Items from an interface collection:
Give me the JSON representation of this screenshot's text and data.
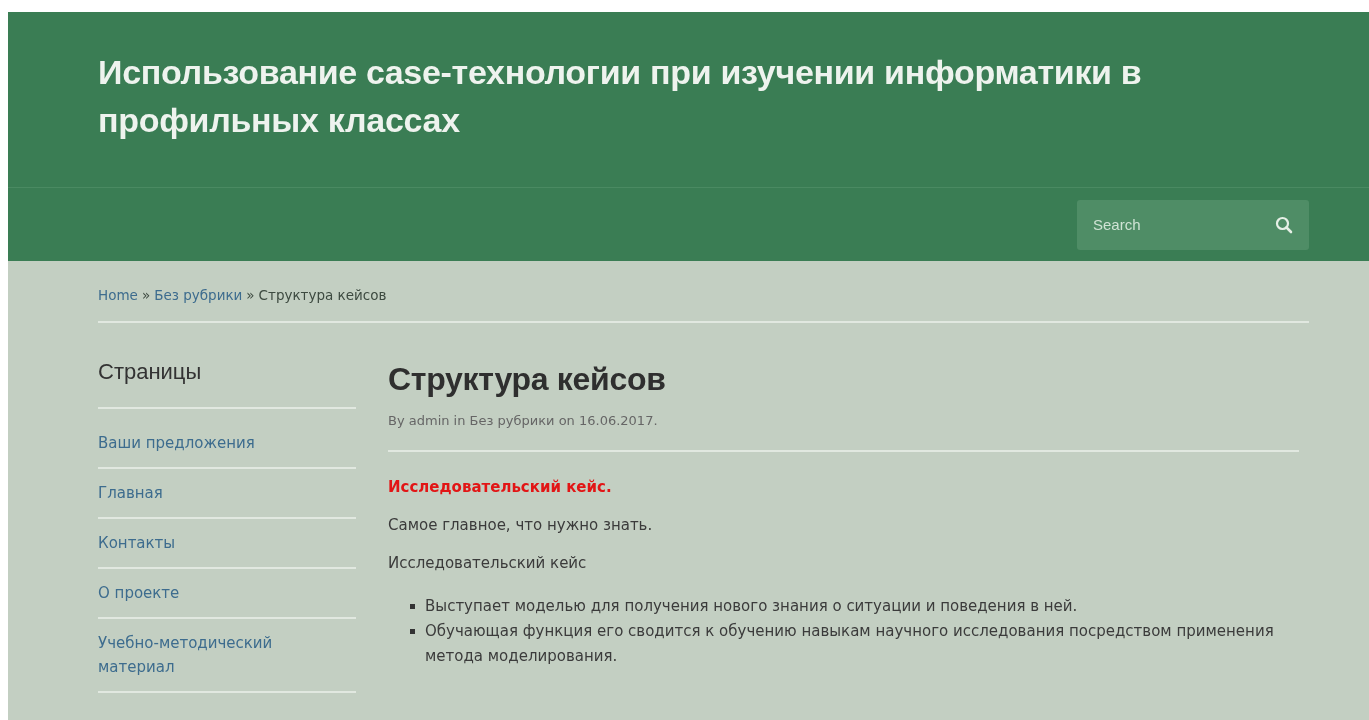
{
  "header": {
    "site_title": "Использование case-технологии при изучении информатики в профильных классах",
    "search": {
      "placeholder": "Search"
    }
  },
  "breadcrumb": [
    {
      "text": "Home",
      "kind": "link"
    },
    {
      "text": "»",
      "kind": "separator"
    },
    {
      "text": "Без рубрики",
      "kind": "link"
    },
    {
      "text": "»",
      "kind": "separator"
    },
    {
      "text": "Структура кейсов",
      "kind": "current"
    }
  ],
  "sidebar": {
    "title": "Страницы",
    "items": [
      "Ваши предложения",
      "Главная",
      "Контакты",
      "О проекте",
      "Учебно-методический материал"
    ]
  },
  "article": {
    "title": "Структура кейсов",
    "meta": "By admin in Без рубрики on 16.06.2017.",
    "blocks": [
      {
        "kind": "heading",
        "text": "Исследовательский кейс."
      },
      {
        "kind": "paragraph",
        "text": "Самое главное, что нужно знать."
      },
      {
        "kind": "paragraph",
        "text": "Исследовательский кейс"
      },
      {
        "kind": "list",
        "items": [
          "Выступает моделью для получения нового знания о ситуации и поведения в ней.",
          "Обучающая функция его сводится к обучению навыкам научного исследования посредством применения метода моделирования."
        ]
      }
    ]
  }
}
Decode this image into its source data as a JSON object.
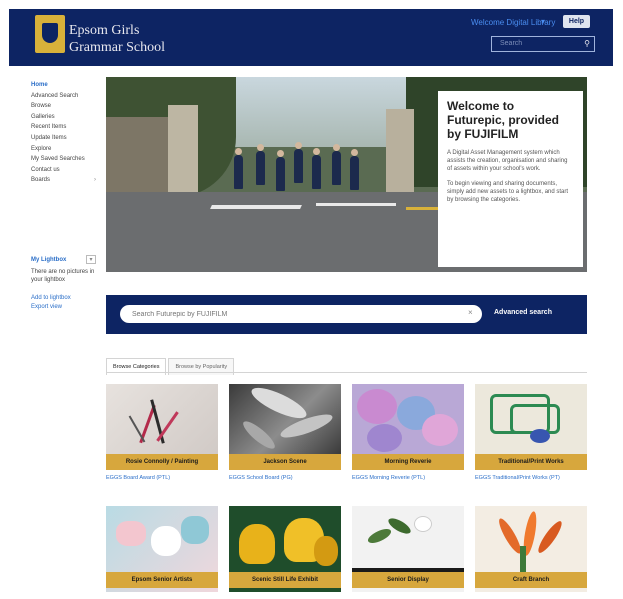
{
  "header": {
    "school_line1": "Epsom Girls",
    "school_line2": "Grammar School",
    "welcome": "Welcome Digital Library",
    "welcome_chevron": "▾",
    "help": "Help",
    "search_placeholder": "Search",
    "search_icon": "search-icon"
  },
  "sidebar": {
    "items": [
      {
        "label": "Home"
      },
      {
        "label": "Advanced Search"
      },
      {
        "label": "Browse"
      },
      {
        "label": "Galleries"
      },
      {
        "label": "Recent Items"
      },
      {
        "label": "Update Items"
      },
      {
        "label": "Explore"
      },
      {
        "label": "My Saved Searches"
      },
      {
        "label": "Contact us"
      },
      {
        "label": "Boards",
        "chevron": "›"
      }
    ],
    "lightbox": {
      "title": "My Lightbox",
      "caret": "▾",
      "empty_text": "There are no pictures in your lightbox",
      "links": [
        "Add to lightbox",
        "Export view"
      ]
    }
  },
  "hero": {
    "heading": "Welcome to Futurepic, provided by FUJIFILM",
    "para1": "A Digital Asset Management system which assists the creation, organisation and sharing of assets within your school's work.",
    "para2": "To begin viewing and sharing documents, simply add new assets to a lightbox, and start by browsing the categories."
  },
  "search": {
    "placeholder": "Search Futurepic by FUJIFILM",
    "clear_icon": "×",
    "advanced": "Advanced search"
  },
  "tabs": [
    "Browse Categories",
    "Browse by Popularity"
  ],
  "cards": [
    {
      "label": "Rosie Connolly / Painting",
      "link": "EGGS Board Award (PTL)"
    },
    {
      "label": "Jackson Scene",
      "link": "EGGS School Board (PG)"
    },
    {
      "label": "Morning Reverie",
      "link": "EGGS Morning Reverie (PTL)"
    },
    {
      "label": "Traditional/Print Works",
      "link": "EGGS Traditional/Print Works (PT)"
    },
    {
      "label": "Epsom Senior Artists",
      "link": ""
    },
    {
      "label": "Scenic Still Life Exhibit",
      "link": ""
    },
    {
      "label": "Senior Display",
      "link": ""
    },
    {
      "label": "Craft Branch",
      "link": ""
    }
  ],
  "colors": {
    "navy": "#0d2463",
    "gold": "#d7a73d",
    "link_blue": "#2a6ec8"
  }
}
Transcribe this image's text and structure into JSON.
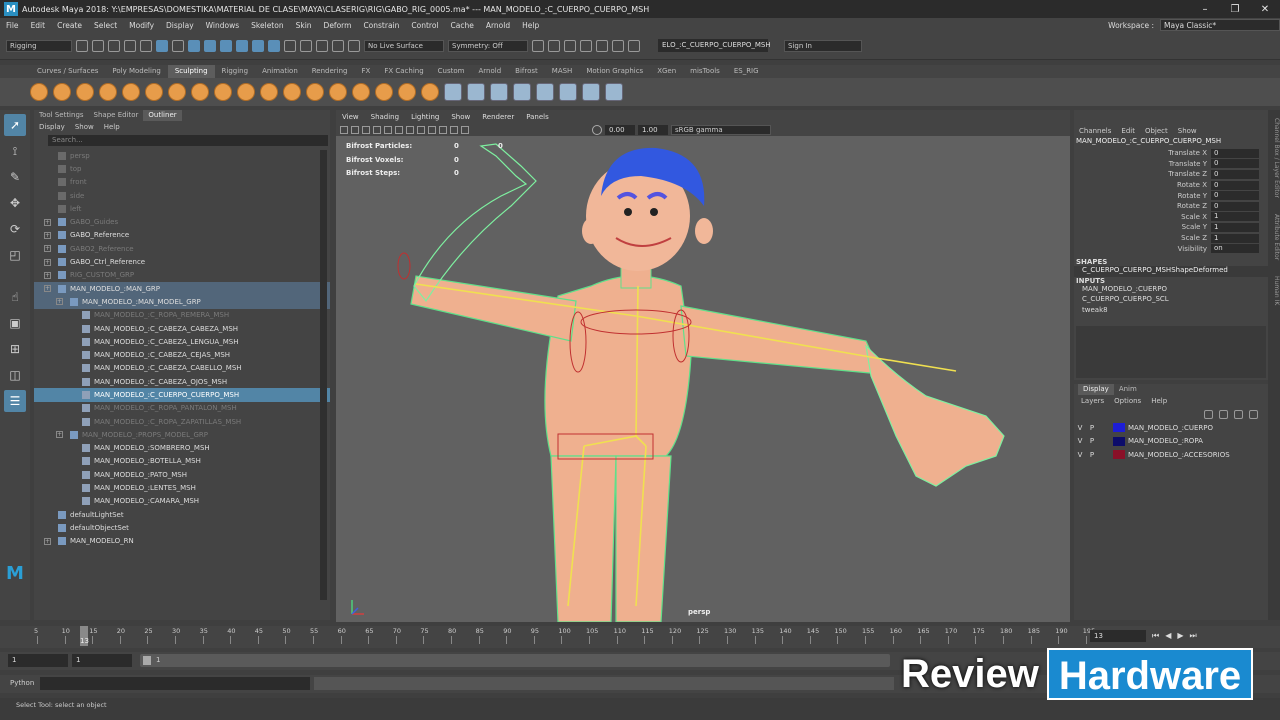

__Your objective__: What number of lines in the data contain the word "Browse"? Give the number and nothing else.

__Task output__: 3